Listed entries:
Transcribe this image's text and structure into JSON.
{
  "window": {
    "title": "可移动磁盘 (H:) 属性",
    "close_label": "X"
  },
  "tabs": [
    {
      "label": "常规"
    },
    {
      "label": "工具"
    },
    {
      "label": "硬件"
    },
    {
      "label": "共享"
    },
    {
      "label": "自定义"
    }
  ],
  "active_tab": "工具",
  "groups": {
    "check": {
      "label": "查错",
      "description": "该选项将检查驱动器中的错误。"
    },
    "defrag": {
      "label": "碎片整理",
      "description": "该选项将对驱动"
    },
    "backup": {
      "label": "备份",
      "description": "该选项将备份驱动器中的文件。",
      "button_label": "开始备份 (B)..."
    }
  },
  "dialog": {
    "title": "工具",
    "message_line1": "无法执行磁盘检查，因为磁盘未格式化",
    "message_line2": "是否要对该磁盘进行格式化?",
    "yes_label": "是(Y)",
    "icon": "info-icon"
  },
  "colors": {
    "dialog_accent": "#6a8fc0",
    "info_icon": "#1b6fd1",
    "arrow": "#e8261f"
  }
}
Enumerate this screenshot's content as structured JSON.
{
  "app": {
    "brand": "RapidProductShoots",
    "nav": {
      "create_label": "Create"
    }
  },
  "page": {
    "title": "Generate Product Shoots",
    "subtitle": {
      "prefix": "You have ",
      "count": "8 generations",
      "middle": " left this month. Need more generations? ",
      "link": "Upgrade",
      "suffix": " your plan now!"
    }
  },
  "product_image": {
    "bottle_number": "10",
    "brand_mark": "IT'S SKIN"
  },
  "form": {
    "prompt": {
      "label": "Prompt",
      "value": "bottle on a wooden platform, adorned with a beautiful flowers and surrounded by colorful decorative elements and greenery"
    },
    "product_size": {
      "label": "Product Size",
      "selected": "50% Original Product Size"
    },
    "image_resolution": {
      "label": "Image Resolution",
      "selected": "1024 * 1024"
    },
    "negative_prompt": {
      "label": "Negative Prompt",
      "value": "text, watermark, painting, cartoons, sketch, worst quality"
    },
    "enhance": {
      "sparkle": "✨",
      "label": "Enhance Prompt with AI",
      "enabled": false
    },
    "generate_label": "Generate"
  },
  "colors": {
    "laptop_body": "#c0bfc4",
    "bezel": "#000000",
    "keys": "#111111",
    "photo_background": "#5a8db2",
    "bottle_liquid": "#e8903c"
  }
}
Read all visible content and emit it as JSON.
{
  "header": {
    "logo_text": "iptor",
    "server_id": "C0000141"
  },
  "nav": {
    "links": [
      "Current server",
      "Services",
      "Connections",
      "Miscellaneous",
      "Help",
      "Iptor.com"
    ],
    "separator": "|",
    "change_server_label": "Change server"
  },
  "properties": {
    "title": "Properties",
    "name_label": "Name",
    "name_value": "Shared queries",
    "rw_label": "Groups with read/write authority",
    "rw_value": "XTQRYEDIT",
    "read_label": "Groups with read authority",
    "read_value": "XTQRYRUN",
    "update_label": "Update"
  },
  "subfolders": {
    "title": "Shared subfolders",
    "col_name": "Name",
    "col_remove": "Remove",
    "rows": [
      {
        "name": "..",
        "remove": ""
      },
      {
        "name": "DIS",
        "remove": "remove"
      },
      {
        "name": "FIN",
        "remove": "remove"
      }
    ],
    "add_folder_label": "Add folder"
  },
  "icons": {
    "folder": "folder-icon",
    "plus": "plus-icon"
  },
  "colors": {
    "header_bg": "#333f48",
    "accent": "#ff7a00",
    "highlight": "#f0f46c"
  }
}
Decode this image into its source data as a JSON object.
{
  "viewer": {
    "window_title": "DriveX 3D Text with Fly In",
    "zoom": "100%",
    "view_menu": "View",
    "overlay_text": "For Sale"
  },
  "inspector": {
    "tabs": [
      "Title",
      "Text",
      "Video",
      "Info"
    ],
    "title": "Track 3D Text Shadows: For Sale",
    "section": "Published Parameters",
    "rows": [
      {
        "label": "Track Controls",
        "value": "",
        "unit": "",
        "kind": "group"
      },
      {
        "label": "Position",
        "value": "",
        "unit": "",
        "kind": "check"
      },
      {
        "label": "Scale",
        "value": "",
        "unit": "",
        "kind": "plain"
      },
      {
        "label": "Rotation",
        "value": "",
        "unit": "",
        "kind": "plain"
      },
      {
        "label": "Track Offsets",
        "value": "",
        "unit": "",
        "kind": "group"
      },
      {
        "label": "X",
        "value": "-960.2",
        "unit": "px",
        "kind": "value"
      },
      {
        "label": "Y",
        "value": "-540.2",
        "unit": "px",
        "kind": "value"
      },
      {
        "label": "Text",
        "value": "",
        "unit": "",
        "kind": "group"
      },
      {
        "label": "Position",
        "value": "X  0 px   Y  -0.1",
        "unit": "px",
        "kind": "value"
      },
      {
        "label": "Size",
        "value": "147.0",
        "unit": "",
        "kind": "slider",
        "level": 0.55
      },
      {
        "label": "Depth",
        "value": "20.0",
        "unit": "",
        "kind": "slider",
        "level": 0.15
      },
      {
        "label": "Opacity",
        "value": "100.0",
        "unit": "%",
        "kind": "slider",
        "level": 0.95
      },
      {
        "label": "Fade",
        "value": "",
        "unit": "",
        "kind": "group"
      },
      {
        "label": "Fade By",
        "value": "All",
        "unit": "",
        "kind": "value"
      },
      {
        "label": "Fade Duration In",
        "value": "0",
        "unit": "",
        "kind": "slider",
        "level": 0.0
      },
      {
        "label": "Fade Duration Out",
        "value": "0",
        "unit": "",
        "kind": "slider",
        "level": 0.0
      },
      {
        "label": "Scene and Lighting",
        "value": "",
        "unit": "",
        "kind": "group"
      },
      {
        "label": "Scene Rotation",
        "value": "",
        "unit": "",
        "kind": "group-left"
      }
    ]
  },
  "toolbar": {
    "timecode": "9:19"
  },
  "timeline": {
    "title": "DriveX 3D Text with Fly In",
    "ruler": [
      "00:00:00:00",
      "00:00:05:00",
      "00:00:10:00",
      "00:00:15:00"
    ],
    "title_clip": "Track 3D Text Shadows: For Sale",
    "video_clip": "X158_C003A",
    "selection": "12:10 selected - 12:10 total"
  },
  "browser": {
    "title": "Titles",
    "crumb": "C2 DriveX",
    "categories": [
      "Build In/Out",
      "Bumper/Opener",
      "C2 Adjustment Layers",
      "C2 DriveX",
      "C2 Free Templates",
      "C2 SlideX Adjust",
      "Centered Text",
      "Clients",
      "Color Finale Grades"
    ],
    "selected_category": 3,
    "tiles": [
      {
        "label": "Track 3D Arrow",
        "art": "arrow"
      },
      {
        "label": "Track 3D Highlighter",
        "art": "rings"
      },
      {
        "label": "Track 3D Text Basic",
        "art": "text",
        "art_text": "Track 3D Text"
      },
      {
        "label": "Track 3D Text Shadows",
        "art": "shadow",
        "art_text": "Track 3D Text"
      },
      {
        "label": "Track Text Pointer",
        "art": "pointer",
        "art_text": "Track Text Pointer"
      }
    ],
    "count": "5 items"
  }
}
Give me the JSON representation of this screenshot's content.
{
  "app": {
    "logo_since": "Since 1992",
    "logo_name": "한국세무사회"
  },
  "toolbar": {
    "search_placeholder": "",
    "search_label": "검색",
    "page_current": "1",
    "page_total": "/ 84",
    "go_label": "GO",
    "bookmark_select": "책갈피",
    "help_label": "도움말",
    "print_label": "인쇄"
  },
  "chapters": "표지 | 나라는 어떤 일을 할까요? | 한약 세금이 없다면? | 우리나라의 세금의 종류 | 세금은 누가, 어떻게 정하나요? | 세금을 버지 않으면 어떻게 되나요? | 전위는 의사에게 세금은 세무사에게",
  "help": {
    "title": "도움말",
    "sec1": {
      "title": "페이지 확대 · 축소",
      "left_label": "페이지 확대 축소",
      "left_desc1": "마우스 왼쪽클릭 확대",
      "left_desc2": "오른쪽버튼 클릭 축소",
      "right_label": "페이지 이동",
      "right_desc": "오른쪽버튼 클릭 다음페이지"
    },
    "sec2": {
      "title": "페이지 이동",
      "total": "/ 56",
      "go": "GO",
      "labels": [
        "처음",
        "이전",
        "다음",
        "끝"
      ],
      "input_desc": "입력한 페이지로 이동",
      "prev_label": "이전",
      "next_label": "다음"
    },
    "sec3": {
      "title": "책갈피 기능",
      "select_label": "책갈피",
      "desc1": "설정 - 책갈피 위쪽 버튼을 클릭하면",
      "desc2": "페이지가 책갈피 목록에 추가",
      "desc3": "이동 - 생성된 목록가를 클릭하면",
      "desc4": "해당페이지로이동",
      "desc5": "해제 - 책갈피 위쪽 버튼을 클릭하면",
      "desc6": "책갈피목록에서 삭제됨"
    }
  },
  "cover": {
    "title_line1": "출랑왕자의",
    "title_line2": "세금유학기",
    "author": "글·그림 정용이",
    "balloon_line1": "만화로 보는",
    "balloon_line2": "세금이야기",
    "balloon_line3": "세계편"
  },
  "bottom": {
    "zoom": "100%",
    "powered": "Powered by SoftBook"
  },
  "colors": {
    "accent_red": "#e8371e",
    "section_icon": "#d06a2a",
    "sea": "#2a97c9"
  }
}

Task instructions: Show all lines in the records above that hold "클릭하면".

Response to the task:
      "desc1": "설정 - 책갈피 위쪽 버튼을 클릭하면",
      "desc3": "이동 - 생성된 목록가를 클릭하면",
      "desc5": "해제 - 책갈피 위쪽 버튼을 클릭하면",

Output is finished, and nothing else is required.